== What is expected ==
Set down the material in full. Keep every line exactly as it is.
[[ Materials provided, beginning ]]
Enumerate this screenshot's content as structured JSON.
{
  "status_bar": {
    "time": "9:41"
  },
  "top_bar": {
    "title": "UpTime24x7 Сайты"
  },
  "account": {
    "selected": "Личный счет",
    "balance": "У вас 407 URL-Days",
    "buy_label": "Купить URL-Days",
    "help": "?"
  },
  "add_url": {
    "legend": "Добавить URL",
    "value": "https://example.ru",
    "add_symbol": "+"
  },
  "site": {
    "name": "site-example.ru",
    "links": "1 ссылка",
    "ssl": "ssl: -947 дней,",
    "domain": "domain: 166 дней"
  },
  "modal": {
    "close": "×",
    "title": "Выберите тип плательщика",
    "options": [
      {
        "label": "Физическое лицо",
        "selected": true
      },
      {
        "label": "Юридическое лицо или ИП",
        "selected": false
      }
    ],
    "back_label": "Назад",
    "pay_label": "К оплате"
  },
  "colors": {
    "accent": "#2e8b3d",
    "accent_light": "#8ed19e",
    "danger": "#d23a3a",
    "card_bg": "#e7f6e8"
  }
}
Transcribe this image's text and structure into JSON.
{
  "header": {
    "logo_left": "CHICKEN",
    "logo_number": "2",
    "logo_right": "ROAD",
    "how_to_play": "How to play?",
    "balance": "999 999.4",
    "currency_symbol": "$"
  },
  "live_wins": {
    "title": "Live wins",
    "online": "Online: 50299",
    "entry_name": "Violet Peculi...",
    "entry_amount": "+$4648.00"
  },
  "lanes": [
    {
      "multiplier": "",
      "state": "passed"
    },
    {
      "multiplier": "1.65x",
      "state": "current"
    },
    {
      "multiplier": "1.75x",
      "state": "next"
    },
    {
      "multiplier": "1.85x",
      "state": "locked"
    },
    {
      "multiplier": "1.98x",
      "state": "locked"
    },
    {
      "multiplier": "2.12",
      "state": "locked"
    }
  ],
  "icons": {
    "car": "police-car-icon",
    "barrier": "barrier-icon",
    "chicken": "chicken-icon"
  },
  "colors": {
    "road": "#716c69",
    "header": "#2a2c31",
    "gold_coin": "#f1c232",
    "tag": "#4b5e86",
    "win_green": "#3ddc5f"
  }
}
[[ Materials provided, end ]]
== Reply ==
Enumerate this screenshot's content as structured JSON.
{
  "status_bar": {
    "time": "9:41"
  },
  "top_bar": {
    "title": "UpTime24x7 Сайты"
  },
  "account": {
    "selected": "Личный счет",
    "balance": "У вас 407 URL-Days",
    "buy_label": "Купить URL-Days",
    "help": "?"
  },
  "add_url": {
    "legend": "Добавить URL",
    "value": "https://example.ru",
    "add_symbol": "+"
  },
  "site": {
    "name": "site-example.ru",
    "links": "1 ссылка",
    "ssl": "ssl: -947 дней,",
    "domain": "domain: 166 дней"
  },
  "modal": {
    "close": "×",
    "title": "Выберите тип плательщика",
    "options": [
      {
        "label": "Физическое лицо",
        "selected": true
      },
      {
        "label": "Юридическое лицо или ИП",
        "selected": false
      }
    ],
    "back_label": "Назад",
    "pay_label": "К оплате"
  },
  "colors": {
    "accent": "#2e8b3d",
    "accent_light": "#8ed19e",
    "danger": "#d23a3a",
    "card_bg": "#e7f6e8"
  }
}
Transcribe this image's text and structure into JSON.
{
  "header": {
    "logo_left": "CHICKEN",
    "logo_number": "2",
    "logo_right": "ROAD",
    "how_to_play": "How to play?",
    "balance": "999 999.4",
    "currency_symbol": "$"
  },
  "live_wins": {
    "title": "Live wins",
    "online": "Online: 50299",
    "entry_name": "Violet Peculi...",
    "entry_amount": "+$4648.00"
  },
  "lanes": [
    {
      "multiplier": "",
      "state": "passed"
    },
    {
      "multiplier": "1.65x",
      "state": "current"
    },
    {
      "multiplier": "1.75x",
      "state": "next"
    },
    {
      "multiplier": "1.85x",
      "state": "locked"
    },
    {
      "multiplier": "1.98x",
      "state": "locked"
    },
    {
      "multiplier": "2.12",
      "state": "locked"
    }
  ],
  "icons": {
    "car": "police-car-icon",
    "barrier": "barrier-icon",
    "chicken": "chicken-icon"
  },
  "colors": {
    "road": "#716c69",
    "header": "#2a2c31",
    "gold_coin": "#f1c232",
    "tag": "#4b5e86",
    "win_green": "#3ddc5f"
  }
}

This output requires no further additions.